Given data:
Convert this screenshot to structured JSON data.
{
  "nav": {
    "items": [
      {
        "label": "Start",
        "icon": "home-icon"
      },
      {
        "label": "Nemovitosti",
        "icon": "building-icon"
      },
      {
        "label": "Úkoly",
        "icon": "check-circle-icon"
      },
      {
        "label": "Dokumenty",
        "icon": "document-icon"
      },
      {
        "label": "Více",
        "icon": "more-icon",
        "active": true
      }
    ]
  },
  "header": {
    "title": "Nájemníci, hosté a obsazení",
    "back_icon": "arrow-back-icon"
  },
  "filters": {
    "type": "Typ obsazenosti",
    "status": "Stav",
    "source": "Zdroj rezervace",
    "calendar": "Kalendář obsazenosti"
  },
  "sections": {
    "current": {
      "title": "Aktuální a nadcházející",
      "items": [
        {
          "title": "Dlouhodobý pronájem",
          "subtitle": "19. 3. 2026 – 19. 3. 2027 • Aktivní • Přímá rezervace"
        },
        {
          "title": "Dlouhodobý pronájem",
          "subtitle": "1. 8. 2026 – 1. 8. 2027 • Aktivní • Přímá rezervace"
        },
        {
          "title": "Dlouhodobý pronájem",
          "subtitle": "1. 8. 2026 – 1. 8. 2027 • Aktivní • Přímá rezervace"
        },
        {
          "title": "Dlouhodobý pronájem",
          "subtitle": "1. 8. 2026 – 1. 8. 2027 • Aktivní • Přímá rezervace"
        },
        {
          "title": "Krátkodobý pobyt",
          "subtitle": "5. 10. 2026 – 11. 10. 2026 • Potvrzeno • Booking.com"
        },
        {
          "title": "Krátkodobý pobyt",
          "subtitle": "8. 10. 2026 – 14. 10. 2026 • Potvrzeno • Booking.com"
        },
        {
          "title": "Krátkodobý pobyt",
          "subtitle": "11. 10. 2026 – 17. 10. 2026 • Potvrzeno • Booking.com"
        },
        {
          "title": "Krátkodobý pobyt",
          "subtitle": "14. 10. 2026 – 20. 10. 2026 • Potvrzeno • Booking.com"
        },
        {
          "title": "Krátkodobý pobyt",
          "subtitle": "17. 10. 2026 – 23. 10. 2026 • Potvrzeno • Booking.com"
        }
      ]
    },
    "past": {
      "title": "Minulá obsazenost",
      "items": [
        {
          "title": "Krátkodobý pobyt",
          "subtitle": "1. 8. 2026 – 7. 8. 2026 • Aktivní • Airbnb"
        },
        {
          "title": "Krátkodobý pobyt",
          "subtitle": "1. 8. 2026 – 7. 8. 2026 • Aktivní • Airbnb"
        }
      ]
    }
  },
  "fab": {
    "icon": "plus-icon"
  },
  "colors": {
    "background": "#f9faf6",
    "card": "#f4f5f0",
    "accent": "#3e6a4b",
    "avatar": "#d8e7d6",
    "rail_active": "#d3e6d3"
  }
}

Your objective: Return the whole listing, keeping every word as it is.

Response:
Convert this screenshot to structured JSON data.
{
  "nav": {
    "items": [
      {
        "label": "Start",
        "icon": "home-icon"
      },
      {
        "label": "Nemovitosti",
        "icon": "building-icon"
      },
      {
        "label": "Úkoly",
        "icon": "check-circle-icon"
      },
      {
        "label": "Dokumenty",
        "icon": "document-icon"
      },
      {
        "label": "Více",
        "icon": "more-icon",
        "active": true
      }
    ]
  },
  "header": {
    "title": "Nájemníci, hosté a obsazení",
    "back_icon": "arrow-back-icon"
  },
  "filters": {
    "type": "Typ obsazenosti",
    "status": "Stav",
    "source": "Zdroj rezervace",
    "calendar": "Kalendář obsazenosti"
  },
  "sections": {
    "current": {
      "title": "Aktuální a nadcházející",
      "items": [
        {
          "title": "Dlouhodobý pronájem",
          "subtitle": "19. 3. 2026 – 19. 3. 2027 • Aktivní • Přímá rezervace"
        },
        {
          "title": "Dlouhodobý pronájem",
          "subtitle": "1. 8. 2026 – 1. 8. 2027 • Aktivní • Přímá rezervace"
        },
        {
          "title": "Dlouhodobý pronájem",
          "subtitle": "1. 8. 2026 – 1. 8. 2027 • Aktivní • Přímá rezervace"
        },
        {
          "title": "Dlouhodobý pronájem",
          "subtitle": "1. 8. 2026 – 1. 8. 2027 • Aktivní • Přímá rezervace"
        },
        {
          "title": "Krátkodobý pobyt",
          "subtitle": "5. 10. 2026 – 11. 10. 2026 • Potvrzeno • Booking.com"
        },
        {
          "title": "Krátkodobý pobyt",
          "subtitle": "8. 10. 2026 – 14. 10. 2026 • Potvrzeno • Booking.com"
        },
        {
          "title": "Krátkodobý pobyt",
          "subtitle": "11. 10. 2026 – 17. 10. 2026 • Potvrzeno • Booking.com"
        },
        {
          "title": "Krátkodobý pobyt",
          "subtitle": "14. 10. 2026 – 20. 10. 2026 • Potvrzeno • Booking.com"
        },
        {
          "title": "Krátkodobý pobyt",
          "subtitle": "17. 10. 2026 – 23. 10. 2026 • Potvrzeno • Booking.com"
        }
      ]
    },
    "past": {
      "title": "Minulá obsazenost",
      "items": [
        {
          "title": "Krátkodobý pobyt",
          "subtitle": "1. 8. 2026 – 7. 8. 2026 • Aktivní • Airbnb"
        },
        {
          "title": "Krátkodobý pobyt",
          "subtitle": "1. 8. 2026 – 7. 8. 2026 • Aktivní • Airbnb"
        }
      ]
    }
  },
  "fab": {
    "icon": "plus-icon"
  },
  "colors": {
    "background": "#f9faf6",
    "card": "#f4f5f0",
    "accent": "#3e6a4b",
    "avatar": "#d8e7d6",
    "rail_active": "#d3e6d3"
  }
}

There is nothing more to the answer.